In the previous post, we discussed application of the oil based polyurethane, and some of the advantages of both it and the water based. But how do you apply the water based polyurethane so the finish will come out smooth? Here are some more great tips:
Application Of A Water-Based Version
Oil-based stains do not mix well with water-based polyurethanes. Therefore, if you are applying it over a stain, you will want to roughen up the surface that is stained prior to applying the water-based polyurethane. You can do this with some steel wool that is synthetic. Oil and water do not mix, so this process will assist the polyurethane with avoiding beading on the finish, similar to water droplets on a car that is freshly waxed.
Use a cloth, fine brush, or foam pad to apply a fine coat of polyurethane.
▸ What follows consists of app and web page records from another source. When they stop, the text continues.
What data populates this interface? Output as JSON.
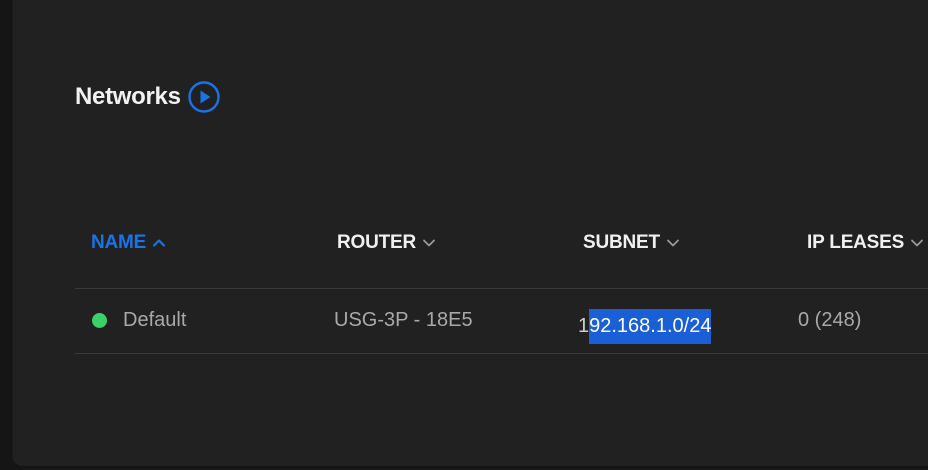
{
  "page": {
    "title": "Networks"
  },
  "icons": {
    "title_action": "play-circle-icon",
    "sort_asc": "chevron-up-icon",
    "sort_desc": "chevron-down-icon",
    "status": "status-dot"
  },
  "colors": {
    "accent": "#1a73e8",
    "status_online": "#3ad16a",
    "selection": "#1a5fd6"
  },
  "table": {
    "columns": [
      {
        "label": "NAME",
        "active": true,
        "sort": "asc"
      },
      {
        "label": "ROUTER",
        "active": false,
        "sort": "desc"
      },
      {
        "label": "SUBNET",
        "active": false,
        "sort": "desc"
      },
      {
        "label": "IP LEASES",
        "active": false,
        "sort": "desc"
      }
    ],
    "rows": [
      {
        "name": "Default",
        "status": "online",
        "router": "USG-3P - 18E5",
        "subnet_unselected": "1",
        "subnet_selected": "92.168.1.0/24",
        "ip_leases": "0 (248)"
      }
    ]
  }
}
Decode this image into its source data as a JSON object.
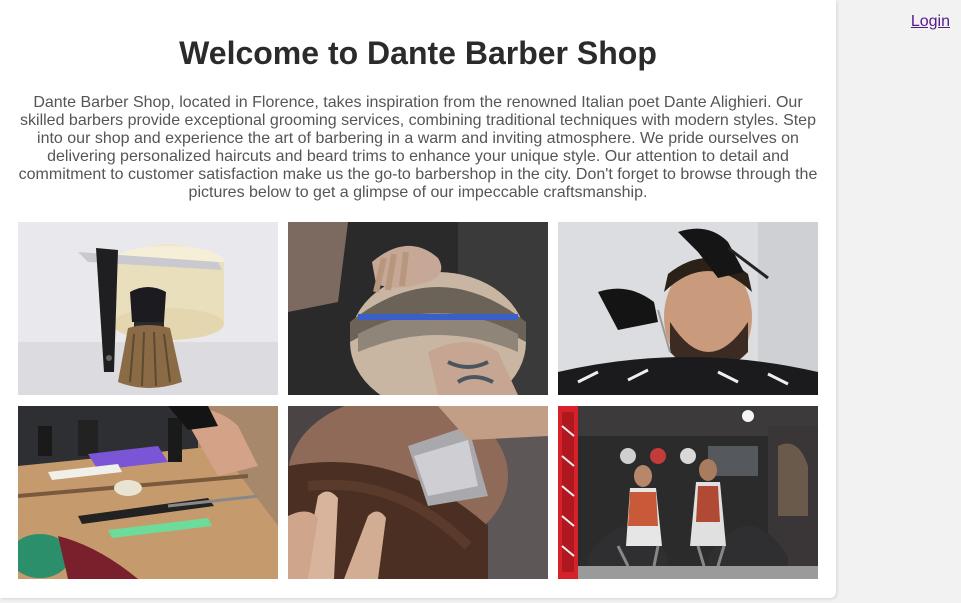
{
  "header": {
    "login_label": "Login"
  },
  "main": {
    "title": "Welcome to Dante Barber Shop",
    "intro": "Dante Barber Shop, located in Florence, takes inspiration from the renowned Italian poet Dante Alighieri. Our skilled barbers provide exceptional grooming services, combining traditional techniques with modern styles. Step into our shop and experience the art of barbering in a warm and inviting atmosphere. We pride ourselves on delivering personalized haircuts and beard trims to enhance your unique style. Our attention to detail and commitment to customer satisfaction make us the go-to barbershop in the city. Don't forget to browse through the pictures below to get a glimpse of our impeccable craftsmanship."
  },
  "gallery": {
    "photos": [
      {
        "subject": "straight razor and shaving brush"
      },
      {
        "subject": "barber combing a client's fade haircut"
      },
      {
        "subject": "barber trimming a client's beard"
      },
      {
        "subject": "barber tools on a wooden shelf"
      },
      {
        "subject": "razor shaving a beard"
      },
      {
        "subject": "barbershop interior with barbers and clients"
      }
    ]
  },
  "colors": {
    "background": "#f2f2f2",
    "card": "#ffffff",
    "title": "#2b2b2b",
    "text": "#555555",
    "link": "#551a8b"
  }
}
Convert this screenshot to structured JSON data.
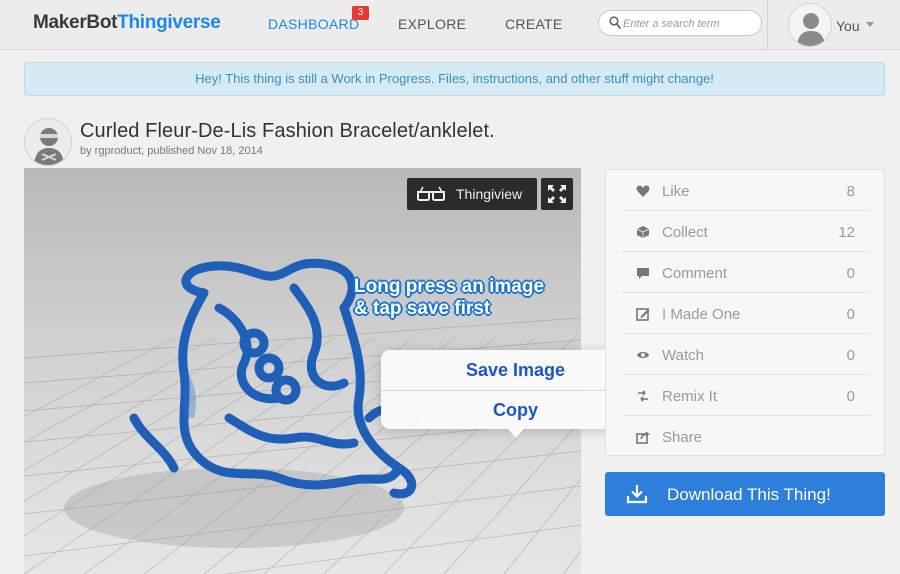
{
  "nav": {
    "logo_part1": "MakerBot",
    "logo_part2": "Thingiverse",
    "dashboard": "DASHBOARD",
    "dashboard_badge": "3",
    "explore": "EXPLORE",
    "create": "CREATE",
    "search_placeholder": "Enter a search term",
    "user_label": "You"
  },
  "banner": {
    "text": "Hey! This thing is still a Work in Progress. Files, instructions, and other stuff might change!"
  },
  "thing": {
    "title": "Curled Fleur-De-Lis Fashion Bracelet/anklelet.",
    "byline": "by rgproduct, published Nov 18, 2014"
  },
  "viewer": {
    "thingiview_label": "Thingiview",
    "overlay_line1": "Long press an image",
    "overlay_line2": "& tap save first"
  },
  "context_menu": {
    "save_image": "Save Image",
    "copy": "Copy"
  },
  "stats": [
    {
      "label": "Like",
      "value": "8",
      "icon": "heart-icon"
    },
    {
      "label": "Collect",
      "value": "12",
      "icon": "collect-icon"
    },
    {
      "label": "Comment",
      "value": "0",
      "icon": "comment-icon"
    },
    {
      "label": "I Made One",
      "value": "0",
      "icon": "made-one-icon"
    },
    {
      "label": "Watch",
      "value": "0",
      "icon": "watch-icon"
    },
    {
      "label": "Remix It",
      "value": "0",
      "icon": "remix-icon"
    },
    {
      "label": "Share",
      "value": "",
      "icon": "share-icon"
    }
  ],
  "download": {
    "label": "Download This Thing!"
  },
  "colors": {
    "accent": "#1e88e5",
    "download_bg": "#2e7fdc",
    "badge_bg": "#e53935",
    "banner_bg": "#d6eaf3",
    "bracelet": "#1f5fb8"
  }
}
To prevent raising the grain, do not work against the grain, work with it. Also, avoid using too much polyurethane.
Within two hours, the first coat should be dry. Then, apply a second coat. When using this application manner, one should not have to use sandpaper between coats like with the version that is oil-based. But you may have to apply 12 or more coats of the polyurethane that is water-based to get the same protection level.
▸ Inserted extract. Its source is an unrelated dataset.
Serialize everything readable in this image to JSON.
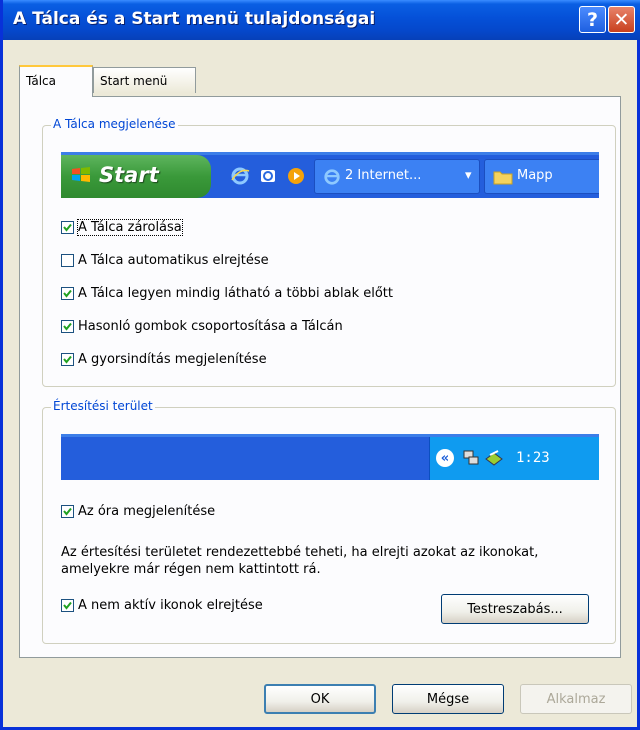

You may have runs or drips when you apply polyurethane on a vertical surface. Be mindful of this when you apply the polyurethane. Use finer coats on these types of surfaces.
If you experience a run, it is possible for you to use sandpaper on the run, or you can remove it carefully with a sharp razor blade. Follow this by sanding in order to blend in the blemish.
When you apply polyurethane, be are to always use different angles to view your surface. I like to apply it with a light shining nearby. By standing and seeing the shiny surface of the freshly applied polyurethane from the other side of the project at different angles, I can view areas that I may have missed completely or simply over-brushed. If you use this technique, it will help ensure you achieve consistent coverage.